-- Opening Marker --
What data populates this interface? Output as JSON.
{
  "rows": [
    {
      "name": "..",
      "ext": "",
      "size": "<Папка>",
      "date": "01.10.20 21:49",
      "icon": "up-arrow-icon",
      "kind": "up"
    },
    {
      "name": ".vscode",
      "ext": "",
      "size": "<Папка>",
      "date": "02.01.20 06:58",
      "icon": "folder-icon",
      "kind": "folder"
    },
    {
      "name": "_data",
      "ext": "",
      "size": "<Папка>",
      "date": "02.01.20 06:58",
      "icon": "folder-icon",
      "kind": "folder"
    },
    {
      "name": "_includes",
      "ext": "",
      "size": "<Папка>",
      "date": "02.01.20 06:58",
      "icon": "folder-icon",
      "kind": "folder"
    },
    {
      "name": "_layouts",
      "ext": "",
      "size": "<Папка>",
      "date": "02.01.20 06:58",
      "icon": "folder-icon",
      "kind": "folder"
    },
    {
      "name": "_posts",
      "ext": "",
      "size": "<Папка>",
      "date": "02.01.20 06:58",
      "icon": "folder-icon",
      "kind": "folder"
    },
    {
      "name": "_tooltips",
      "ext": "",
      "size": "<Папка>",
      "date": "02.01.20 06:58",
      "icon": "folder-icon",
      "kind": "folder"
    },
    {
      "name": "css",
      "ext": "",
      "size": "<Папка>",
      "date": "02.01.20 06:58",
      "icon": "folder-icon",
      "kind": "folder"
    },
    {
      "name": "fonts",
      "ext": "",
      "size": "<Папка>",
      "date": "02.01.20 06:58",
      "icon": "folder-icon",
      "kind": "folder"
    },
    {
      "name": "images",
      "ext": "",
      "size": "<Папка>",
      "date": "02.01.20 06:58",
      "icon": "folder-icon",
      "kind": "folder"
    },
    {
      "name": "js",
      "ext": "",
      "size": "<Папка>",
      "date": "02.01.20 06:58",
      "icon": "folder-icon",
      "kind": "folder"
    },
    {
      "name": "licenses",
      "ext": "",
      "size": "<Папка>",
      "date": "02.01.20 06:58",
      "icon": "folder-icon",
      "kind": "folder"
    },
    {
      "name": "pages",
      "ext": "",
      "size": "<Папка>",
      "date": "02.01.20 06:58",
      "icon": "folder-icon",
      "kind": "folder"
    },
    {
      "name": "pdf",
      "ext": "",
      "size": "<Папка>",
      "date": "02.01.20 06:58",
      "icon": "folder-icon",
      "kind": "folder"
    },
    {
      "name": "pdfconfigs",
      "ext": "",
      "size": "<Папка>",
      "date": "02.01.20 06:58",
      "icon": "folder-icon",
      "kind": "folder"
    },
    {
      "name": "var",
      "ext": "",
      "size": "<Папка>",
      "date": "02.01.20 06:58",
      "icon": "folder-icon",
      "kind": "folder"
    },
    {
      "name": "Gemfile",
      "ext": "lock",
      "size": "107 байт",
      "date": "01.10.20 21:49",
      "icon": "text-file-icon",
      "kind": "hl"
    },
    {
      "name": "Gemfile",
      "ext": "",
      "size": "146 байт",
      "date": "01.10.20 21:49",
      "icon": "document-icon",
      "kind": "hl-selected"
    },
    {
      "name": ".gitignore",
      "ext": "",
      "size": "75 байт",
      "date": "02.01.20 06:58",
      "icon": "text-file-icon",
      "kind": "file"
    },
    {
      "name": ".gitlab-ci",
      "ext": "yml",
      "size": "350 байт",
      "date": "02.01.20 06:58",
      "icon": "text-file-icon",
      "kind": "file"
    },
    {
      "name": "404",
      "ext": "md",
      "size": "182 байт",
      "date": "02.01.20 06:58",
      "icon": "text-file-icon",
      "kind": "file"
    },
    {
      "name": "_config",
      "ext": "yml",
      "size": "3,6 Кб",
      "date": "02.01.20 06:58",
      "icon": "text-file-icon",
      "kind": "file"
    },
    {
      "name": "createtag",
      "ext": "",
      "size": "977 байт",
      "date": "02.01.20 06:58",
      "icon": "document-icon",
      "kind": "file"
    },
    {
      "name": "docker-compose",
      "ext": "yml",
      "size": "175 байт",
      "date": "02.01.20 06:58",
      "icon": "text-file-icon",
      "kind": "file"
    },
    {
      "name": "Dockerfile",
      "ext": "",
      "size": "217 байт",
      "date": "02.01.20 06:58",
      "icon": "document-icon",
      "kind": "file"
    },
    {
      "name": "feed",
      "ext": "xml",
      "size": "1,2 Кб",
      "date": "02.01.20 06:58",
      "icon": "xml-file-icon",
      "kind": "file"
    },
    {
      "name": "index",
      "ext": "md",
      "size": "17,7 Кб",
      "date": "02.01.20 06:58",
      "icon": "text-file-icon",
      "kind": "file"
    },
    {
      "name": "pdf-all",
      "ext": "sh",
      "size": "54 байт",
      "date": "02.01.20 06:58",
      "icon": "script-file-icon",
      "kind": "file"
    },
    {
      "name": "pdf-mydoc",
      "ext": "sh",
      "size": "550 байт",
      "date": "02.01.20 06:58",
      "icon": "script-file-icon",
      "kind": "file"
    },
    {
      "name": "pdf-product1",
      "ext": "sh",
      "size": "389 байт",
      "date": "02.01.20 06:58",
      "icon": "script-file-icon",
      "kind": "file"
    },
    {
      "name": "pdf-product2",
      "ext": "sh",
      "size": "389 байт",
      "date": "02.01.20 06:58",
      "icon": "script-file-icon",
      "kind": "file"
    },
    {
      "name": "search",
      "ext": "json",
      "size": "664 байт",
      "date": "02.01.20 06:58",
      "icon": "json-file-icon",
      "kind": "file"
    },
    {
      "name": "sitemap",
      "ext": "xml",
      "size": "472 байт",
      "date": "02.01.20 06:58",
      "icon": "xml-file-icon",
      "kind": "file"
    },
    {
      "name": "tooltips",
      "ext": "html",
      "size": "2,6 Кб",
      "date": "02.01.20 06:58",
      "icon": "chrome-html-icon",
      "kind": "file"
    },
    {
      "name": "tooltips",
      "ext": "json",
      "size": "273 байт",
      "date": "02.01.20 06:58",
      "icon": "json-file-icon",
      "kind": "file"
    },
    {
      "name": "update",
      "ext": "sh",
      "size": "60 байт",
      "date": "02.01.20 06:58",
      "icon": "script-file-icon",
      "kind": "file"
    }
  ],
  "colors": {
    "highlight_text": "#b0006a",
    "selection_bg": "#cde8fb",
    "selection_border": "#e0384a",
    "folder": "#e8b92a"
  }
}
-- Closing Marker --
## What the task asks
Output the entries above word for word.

## Completed exercise
What data populates this interface? Output as JSON.
{
  "rows": [
    {
      "name": "..",
      "ext": "",
      "size": "<Папка>",
      "date": "01.10.20 21:49",
      "icon": "up-arrow-icon",
      "kind": "up"
    },
    {
      "name": ".vscode",
      "ext": "",
      "size": "<Папка>",
      "date": "02.01.20 06:58",
      "icon": "folder-icon",
      "kind": "folder"
    },
    {
      "name": "_data",
      "ext": "",
      "size": "<Папка>",
      "date": "02.01.20 06:58",
      "icon": "folder-icon",
      "kind": "folder"
    },
    {
      "name": "_includes",
      "ext": "",
      "size": "<Папка>",
      "date": "02.01.20 06:58",
      "icon": "folder-icon",
      "kind": "folder"
    },
    {
      "name": "_layouts",
      "ext": "",
      "size": "<Папка>",
      "date": "02.01.20 06:58",
      "icon": "folder-icon",
      "kind": "folder"
    },
    {
      "name": "_posts",
      "ext": "",
      "size": "<Папка>",
      "date": "02.01.20 06:58",
      "icon": "folder-icon",
      "kind": "folder"
    },
    {
      "name": "_tooltips",
      "ext": "",
      "size": "<Папка>",
      "date": "02.01.20 06:58",
      "icon": "folder-icon",
      "kind": "folder"
    },
    {
      "name": "css",
      "ext": "",
      "size": "<Папка>",
      "date": "02.01.20 06:58",
      "icon": "folder-icon",
      "kind": "folder"
    },
    {
      "name": "fonts",
      "ext": "",
      "size": "<Папка>",
      "date": "02.01.20 06:58",
      "icon": "folder-icon",
      "kind": "folder"
    },
    {
      "name": "images",
      "ext": "",
      "size": "<Папка>",
      "date": "02.01.20 06:58",
      "icon": "folder-icon",
      "kind": "folder"
    },
    {
      "name": "js",
      "ext": "",
      "size": "<Папка>",
      "date": "02.01.20 06:58",
      "icon": "folder-icon",
      "kind": "folder"
    },
    {
      "name": "licenses",
      "ext": "",
      "size": "<Папка>",
      "date": "02.01.20 06:58",
      "icon": "folder-icon",
      "kind": "folder"
    },
    {
      "name": "pages",
      "ext": "",
      "size": "<Папка>",
      "date": "02.01.20 06:58",
      "icon": "folder-icon",
      "kind": "folder"
    },
    {
      "name": "pdf",
      "ext": "",
      "size": "<Папка>",
      "date": "02.01.20 06:58",
      "icon": "folder-icon",
      "kind": "folder"
    },
    {
      "name": "pdfconfigs",
      "ext": "",
      "size": "<Папка>",
      "date": "02.01.20 06:58",
      "icon": "folder-icon",
      "kind": "folder"
    },
    {
      "name": "var",
      "ext": "",
      "size": "<Папка>",
      "date": "02.01.20 06:58",
      "icon": "folder-icon",
      "kind": "folder"
    },
    {
      "name": "Gemfile",
      "ext": "lock",
      "size": "107 байт",
      "date": "01.10.20 21:49",
      "icon": "text-file-icon",
      "kind": "hl"
    },
    {
      "name": "Gemfile",
      "ext": "",
      "size": "146 байт",
      "date": "01.10.20 21:49",
      "icon": "document-icon",
      "kind": "hl-selected"
    },
    {
      "name": ".gitignore",
      "ext": "",
      "size": "75 байт",
      "date": "02.01.20 06:58",
      "icon": "text-file-icon",
      "kind": "file"
    },
    {
      "name": ".gitlab-ci",
      "ext": "yml",
      "size": "350 байт",
      "date": "02.01.20 06:58",
      "icon": "text-file-icon",
      "kind": "file"
    },
    {
      "name": "404",
      "ext": "md",
      "size": "182 байт",
      "date": "02.01.20 06:58",
      "icon": "text-file-icon",
      "kind": "file"
    },
    {
      "name": "_config",
      "ext": "yml",
      "size": "3,6 Кб",
      "date": "02.01.20 06:58",
      "icon": "text-file-icon",
      "kind": "file"
    },
    {
      "name": "createtag",
      "ext": "",
      "size": "977 байт",
      "date": "02.01.20 06:58",
      "icon": "document-icon",
      "kind": "file"
    },
    {
      "name": "docker-compose",
      "ext": "yml",
      "size": "175 байт",
      "date": "02.01.20 06:58",
      "icon": "text-file-icon",
      "kind": "file"
    },
    {
      "name": "Dockerfile",
      "ext": "",
      "size": "217 байт",
      "date": "02.01.20 06:58",
      "icon": "document-icon",
      "kind": "file"
    },
    {
      "name": "feed",
      "ext": "xml",
      "size": "1,2 Кб",
      "date": "02.01.20 06:58",
      "icon": "xml-file-icon",
      "kind": "file"
    },
    {
      "name": "index",
      "ext": "md",
      "size": "17,7 Кб",
      "date": "02.01.20 06:58",
      "icon": "text-file-icon",
      "kind": "file"
    },
    {
      "name": "pdf-all",
      "ext": "sh",
      "size": "54 байт",
      "date": "02.01.20 06:58",
      "icon": "script-file-icon",
      "kind": "file"
    },
    {
      "name": "pdf-mydoc",
      "ext": "sh",
      "size": "550 байт",
      "date": "02.01.20 06:58",
      "icon": "script-file-icon",
      "kind": "file"
    },
    {
      "name": "pdf-product1",
      "ext": "sh",
      "size": "389 байт",
      "date": "02.01.20 06:58",
      "icon": "script-file-icon",
      "kind": "file"
    },
    {
      "name": "pdf-product2",
      "ext": "sh",
      "size": "389 байт",
      "date": "02.01.20 06:58",
      "icon": "script-file-icon",
      "kind": "file"
    },
    {
      "name": "search",
      "ext": "json",
      "size": "664 байт",
      "date": "02.01.20 06:58",
      "icon": "json-file-icon",
      "kind": "file"
    },
    {
      "name": "sitemap",
      "ext": "xml",
      "size": "472 байт",
      "date": "02.01.20 06:58",
      "icon": "xml-file-icon",
      "kind": "file"
    },
    {
      "name": "tooltips",
      "ext": "html",
      "size": "2,6 Кб",
      "date": "02.01.20 06:58",
      "icon": "chrome-html-icon",
      "kind": "file"
    },
    {
      "name": "tooltips",
      "ext": "json",
      "size": "273 байт",
      "date": "02.01.20 06:58",
      "icon": "json-file-icon",
      "kind": "file"
    },
    {
      "name": "update",
      "ext": "sh",
      "size": "60 байт",
      "date": "02.01.20 06:58",
      "icon": "script-file-icon",
      "kind": "file"
    }
  ],
  "colors": {
    "highlight_text": "#b0006a",
    "selection_bg": "#cde8fb",
    "selection_border": "#e0384a",
    "folder": "#e8b92a"
  }
}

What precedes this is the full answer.